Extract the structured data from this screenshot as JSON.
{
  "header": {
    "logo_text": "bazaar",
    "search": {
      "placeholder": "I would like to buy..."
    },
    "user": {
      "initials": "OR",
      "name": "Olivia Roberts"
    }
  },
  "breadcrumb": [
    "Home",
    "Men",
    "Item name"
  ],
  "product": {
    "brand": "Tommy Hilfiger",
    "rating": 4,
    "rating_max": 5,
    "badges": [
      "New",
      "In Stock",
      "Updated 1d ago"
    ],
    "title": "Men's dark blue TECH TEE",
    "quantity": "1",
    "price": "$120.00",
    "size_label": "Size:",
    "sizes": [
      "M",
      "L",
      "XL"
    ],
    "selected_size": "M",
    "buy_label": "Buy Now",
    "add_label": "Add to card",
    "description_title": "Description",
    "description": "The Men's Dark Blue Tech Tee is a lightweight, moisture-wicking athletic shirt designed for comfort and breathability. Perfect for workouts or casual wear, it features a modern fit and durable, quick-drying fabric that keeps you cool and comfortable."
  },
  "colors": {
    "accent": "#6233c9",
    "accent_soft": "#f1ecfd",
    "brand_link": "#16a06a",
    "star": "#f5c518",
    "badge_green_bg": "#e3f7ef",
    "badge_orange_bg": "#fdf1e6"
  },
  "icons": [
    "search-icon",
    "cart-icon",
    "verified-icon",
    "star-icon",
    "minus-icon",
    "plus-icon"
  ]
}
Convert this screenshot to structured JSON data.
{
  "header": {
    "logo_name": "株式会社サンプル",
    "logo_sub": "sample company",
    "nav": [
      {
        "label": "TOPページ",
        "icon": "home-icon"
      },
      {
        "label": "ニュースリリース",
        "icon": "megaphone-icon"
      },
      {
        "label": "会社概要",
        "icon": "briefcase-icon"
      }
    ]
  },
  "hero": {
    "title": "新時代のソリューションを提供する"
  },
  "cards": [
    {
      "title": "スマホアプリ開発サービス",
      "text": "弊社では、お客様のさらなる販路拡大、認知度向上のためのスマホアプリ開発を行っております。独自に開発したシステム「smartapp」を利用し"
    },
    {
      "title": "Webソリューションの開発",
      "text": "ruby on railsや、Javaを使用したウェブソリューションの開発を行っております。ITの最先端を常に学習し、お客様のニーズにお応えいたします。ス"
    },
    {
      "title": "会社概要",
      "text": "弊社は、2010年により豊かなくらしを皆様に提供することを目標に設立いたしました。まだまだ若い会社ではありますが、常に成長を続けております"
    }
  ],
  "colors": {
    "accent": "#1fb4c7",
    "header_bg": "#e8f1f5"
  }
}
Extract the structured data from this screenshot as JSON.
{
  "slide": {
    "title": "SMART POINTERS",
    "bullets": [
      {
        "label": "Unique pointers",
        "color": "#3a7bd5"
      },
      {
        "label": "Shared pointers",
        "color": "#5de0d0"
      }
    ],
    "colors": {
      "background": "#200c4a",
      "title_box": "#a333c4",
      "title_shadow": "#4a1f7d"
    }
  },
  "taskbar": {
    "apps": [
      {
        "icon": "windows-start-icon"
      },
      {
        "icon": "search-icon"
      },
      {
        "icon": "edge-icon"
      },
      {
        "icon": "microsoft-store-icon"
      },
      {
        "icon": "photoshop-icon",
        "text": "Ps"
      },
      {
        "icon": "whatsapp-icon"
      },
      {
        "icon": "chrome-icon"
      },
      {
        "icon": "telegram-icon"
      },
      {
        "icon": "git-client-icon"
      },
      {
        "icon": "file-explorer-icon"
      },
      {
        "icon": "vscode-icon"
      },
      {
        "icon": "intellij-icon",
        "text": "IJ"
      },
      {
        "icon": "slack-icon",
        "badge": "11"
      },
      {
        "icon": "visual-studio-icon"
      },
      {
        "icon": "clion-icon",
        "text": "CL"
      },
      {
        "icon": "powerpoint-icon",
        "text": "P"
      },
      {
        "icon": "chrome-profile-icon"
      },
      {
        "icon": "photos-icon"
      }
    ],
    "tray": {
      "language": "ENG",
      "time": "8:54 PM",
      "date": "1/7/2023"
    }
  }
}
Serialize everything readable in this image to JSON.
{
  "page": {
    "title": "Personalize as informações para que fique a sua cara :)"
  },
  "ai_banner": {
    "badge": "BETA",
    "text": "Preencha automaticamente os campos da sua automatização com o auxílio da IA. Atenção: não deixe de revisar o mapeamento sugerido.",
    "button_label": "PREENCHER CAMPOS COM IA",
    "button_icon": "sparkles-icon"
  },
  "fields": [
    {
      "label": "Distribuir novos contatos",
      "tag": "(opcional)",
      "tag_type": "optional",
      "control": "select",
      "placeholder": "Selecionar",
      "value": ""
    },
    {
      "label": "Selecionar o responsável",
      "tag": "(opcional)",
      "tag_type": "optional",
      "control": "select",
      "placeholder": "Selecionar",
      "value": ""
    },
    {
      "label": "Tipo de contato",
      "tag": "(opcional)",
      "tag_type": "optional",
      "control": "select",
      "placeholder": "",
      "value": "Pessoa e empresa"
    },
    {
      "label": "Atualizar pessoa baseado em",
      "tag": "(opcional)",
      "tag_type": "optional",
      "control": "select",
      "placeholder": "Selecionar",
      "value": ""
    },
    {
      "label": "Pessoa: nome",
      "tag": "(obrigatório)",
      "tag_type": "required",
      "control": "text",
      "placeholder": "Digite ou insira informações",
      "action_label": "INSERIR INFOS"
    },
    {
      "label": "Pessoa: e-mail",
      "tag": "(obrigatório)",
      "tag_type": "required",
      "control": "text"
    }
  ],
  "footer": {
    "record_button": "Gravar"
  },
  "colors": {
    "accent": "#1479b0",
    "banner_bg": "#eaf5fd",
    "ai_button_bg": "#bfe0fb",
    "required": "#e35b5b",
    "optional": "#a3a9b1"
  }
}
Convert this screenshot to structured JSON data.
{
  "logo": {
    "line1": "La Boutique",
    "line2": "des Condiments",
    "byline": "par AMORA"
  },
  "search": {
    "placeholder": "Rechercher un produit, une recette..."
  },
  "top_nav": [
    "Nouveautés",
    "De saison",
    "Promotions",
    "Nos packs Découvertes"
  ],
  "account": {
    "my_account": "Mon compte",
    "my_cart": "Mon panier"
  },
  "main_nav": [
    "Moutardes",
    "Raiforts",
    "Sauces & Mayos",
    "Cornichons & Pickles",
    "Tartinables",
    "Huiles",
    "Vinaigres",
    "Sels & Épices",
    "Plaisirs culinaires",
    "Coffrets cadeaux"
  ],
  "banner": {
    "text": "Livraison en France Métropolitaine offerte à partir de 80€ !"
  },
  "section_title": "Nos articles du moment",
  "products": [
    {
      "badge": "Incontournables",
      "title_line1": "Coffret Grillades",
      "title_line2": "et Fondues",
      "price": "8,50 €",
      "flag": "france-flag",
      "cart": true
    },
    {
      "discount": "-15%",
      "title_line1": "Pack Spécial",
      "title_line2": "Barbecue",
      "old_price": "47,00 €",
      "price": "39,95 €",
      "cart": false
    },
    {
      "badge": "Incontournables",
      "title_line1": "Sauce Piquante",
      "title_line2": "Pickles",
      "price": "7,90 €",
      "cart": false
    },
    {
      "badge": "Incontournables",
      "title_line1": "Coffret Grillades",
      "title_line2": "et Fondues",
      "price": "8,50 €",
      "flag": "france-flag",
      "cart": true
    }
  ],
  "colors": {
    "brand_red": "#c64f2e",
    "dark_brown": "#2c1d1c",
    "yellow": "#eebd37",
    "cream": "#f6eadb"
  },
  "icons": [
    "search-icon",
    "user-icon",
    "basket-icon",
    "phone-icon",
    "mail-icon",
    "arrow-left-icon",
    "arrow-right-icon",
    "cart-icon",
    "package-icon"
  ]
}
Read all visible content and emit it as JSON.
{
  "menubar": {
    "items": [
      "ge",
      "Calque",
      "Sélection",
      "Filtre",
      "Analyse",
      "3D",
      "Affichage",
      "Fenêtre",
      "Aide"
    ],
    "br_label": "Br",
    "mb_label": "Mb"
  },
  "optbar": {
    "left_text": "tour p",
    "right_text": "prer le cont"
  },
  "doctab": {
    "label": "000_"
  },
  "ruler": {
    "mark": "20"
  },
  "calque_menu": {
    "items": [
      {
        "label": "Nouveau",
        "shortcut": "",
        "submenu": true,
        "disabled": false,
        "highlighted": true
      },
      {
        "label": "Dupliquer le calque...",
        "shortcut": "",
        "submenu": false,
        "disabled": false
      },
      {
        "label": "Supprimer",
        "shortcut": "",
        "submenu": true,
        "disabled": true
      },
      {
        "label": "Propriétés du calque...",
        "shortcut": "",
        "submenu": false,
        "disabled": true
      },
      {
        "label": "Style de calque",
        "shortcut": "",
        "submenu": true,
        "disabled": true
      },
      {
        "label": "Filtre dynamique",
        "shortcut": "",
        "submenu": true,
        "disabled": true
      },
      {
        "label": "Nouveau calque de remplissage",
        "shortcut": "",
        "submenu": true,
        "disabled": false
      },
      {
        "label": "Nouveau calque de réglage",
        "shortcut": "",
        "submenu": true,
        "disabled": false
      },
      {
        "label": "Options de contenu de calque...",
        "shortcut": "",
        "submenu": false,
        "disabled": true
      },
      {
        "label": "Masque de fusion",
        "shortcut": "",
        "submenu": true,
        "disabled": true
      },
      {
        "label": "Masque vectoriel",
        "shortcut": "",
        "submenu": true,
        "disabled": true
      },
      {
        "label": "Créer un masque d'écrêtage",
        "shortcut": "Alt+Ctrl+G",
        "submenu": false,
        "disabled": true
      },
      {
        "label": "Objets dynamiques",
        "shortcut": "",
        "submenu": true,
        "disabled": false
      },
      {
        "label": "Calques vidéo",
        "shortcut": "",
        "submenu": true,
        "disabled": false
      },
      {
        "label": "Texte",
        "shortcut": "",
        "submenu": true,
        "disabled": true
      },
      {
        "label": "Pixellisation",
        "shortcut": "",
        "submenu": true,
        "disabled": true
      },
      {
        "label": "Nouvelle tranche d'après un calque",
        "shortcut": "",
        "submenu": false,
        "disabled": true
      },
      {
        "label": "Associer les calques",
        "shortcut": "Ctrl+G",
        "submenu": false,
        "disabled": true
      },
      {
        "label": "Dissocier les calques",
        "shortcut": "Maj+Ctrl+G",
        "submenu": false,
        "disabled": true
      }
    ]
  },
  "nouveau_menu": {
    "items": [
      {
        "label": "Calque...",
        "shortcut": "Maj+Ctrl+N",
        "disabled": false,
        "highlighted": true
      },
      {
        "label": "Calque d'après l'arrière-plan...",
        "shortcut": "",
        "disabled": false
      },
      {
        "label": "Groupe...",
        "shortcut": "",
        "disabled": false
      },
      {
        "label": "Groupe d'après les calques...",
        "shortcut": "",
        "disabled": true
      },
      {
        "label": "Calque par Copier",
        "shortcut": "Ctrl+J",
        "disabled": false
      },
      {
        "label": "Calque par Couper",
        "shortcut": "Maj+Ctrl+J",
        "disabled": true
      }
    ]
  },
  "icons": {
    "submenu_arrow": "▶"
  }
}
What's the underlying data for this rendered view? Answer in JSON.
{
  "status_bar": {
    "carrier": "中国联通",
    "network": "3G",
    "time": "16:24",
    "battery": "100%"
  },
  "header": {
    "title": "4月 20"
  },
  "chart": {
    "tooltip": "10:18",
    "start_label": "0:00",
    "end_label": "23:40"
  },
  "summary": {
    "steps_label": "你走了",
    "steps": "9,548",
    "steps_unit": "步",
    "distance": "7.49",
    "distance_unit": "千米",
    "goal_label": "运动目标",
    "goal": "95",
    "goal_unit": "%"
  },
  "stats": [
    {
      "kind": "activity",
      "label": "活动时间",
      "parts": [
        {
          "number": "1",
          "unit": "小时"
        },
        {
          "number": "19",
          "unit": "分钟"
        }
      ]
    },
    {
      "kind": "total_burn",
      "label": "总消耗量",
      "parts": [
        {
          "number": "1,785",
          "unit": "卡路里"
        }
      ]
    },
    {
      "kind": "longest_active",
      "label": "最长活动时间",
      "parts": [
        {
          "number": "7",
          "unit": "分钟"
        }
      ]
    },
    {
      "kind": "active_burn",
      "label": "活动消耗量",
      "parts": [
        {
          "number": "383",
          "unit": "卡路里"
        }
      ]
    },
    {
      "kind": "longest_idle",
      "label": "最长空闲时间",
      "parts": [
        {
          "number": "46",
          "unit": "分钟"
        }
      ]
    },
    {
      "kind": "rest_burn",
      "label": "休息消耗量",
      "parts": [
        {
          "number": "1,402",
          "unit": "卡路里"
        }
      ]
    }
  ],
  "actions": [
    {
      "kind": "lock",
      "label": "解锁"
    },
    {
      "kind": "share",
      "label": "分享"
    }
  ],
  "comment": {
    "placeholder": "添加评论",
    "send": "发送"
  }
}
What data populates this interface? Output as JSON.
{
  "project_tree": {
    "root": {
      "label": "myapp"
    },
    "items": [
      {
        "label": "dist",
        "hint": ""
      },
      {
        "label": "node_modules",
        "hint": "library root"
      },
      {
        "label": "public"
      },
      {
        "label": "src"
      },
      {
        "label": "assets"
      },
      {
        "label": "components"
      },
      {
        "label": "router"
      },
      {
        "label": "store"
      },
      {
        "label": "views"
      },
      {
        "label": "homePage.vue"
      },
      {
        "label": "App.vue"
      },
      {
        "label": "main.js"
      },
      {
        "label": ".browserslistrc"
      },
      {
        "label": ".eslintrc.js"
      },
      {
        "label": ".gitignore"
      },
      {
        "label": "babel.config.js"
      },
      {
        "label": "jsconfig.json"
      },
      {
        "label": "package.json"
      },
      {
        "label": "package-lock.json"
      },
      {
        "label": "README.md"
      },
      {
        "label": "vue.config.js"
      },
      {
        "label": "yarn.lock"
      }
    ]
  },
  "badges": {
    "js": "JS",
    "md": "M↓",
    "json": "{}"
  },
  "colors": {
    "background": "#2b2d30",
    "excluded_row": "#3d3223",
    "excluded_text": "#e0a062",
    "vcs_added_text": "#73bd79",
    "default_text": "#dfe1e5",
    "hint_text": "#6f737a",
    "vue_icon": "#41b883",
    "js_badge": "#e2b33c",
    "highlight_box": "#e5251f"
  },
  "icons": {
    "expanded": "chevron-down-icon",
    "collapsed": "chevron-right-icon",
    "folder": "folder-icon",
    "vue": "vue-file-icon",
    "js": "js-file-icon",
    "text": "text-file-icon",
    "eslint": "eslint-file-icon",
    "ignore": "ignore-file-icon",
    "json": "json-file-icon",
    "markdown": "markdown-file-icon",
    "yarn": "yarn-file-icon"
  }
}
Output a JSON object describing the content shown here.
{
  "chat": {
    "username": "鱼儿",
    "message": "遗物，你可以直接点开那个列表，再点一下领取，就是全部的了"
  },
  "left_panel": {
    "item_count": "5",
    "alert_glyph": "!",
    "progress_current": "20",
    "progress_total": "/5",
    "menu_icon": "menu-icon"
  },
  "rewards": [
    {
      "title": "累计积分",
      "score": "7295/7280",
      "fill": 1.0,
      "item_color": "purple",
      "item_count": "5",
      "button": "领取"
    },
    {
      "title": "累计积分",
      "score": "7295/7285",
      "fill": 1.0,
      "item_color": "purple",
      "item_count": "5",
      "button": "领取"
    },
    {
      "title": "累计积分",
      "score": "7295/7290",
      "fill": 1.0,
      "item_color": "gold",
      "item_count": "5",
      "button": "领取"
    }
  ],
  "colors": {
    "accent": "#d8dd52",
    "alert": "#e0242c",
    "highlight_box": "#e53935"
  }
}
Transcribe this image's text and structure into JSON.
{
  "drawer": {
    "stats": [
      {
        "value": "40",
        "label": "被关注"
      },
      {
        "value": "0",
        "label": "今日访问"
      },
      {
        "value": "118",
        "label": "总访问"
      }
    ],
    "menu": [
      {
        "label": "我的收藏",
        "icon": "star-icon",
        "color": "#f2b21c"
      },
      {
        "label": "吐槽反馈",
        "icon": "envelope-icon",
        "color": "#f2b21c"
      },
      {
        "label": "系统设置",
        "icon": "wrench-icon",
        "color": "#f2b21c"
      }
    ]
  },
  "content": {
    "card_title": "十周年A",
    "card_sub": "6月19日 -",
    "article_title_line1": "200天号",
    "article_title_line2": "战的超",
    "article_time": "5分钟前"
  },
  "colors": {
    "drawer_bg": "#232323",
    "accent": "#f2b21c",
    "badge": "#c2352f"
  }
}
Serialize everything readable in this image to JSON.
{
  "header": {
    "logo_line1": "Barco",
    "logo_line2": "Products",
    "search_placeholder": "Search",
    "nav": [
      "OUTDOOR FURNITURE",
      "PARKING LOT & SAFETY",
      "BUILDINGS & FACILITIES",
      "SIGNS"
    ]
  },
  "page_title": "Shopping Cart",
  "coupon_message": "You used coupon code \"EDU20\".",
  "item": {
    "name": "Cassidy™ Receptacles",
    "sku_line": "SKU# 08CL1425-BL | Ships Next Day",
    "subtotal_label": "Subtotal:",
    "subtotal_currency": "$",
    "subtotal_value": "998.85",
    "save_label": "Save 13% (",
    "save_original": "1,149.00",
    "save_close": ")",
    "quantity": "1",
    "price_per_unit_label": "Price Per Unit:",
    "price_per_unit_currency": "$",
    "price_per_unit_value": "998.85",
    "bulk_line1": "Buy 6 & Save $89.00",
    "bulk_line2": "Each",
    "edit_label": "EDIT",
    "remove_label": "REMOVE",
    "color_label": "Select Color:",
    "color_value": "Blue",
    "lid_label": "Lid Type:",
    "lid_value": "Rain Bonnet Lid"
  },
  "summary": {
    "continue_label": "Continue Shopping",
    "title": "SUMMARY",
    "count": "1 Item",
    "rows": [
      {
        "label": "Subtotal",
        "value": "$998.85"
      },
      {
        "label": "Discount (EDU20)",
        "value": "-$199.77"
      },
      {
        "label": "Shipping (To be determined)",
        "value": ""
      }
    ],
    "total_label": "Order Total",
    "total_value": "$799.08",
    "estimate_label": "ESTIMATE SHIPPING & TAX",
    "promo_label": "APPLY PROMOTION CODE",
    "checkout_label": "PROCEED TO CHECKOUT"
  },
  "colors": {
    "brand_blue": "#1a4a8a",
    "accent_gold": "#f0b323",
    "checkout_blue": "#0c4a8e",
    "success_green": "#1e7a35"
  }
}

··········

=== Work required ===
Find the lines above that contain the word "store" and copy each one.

=== Task solution ===
        "icon": "microsoft-store-icon"
        "label": "store"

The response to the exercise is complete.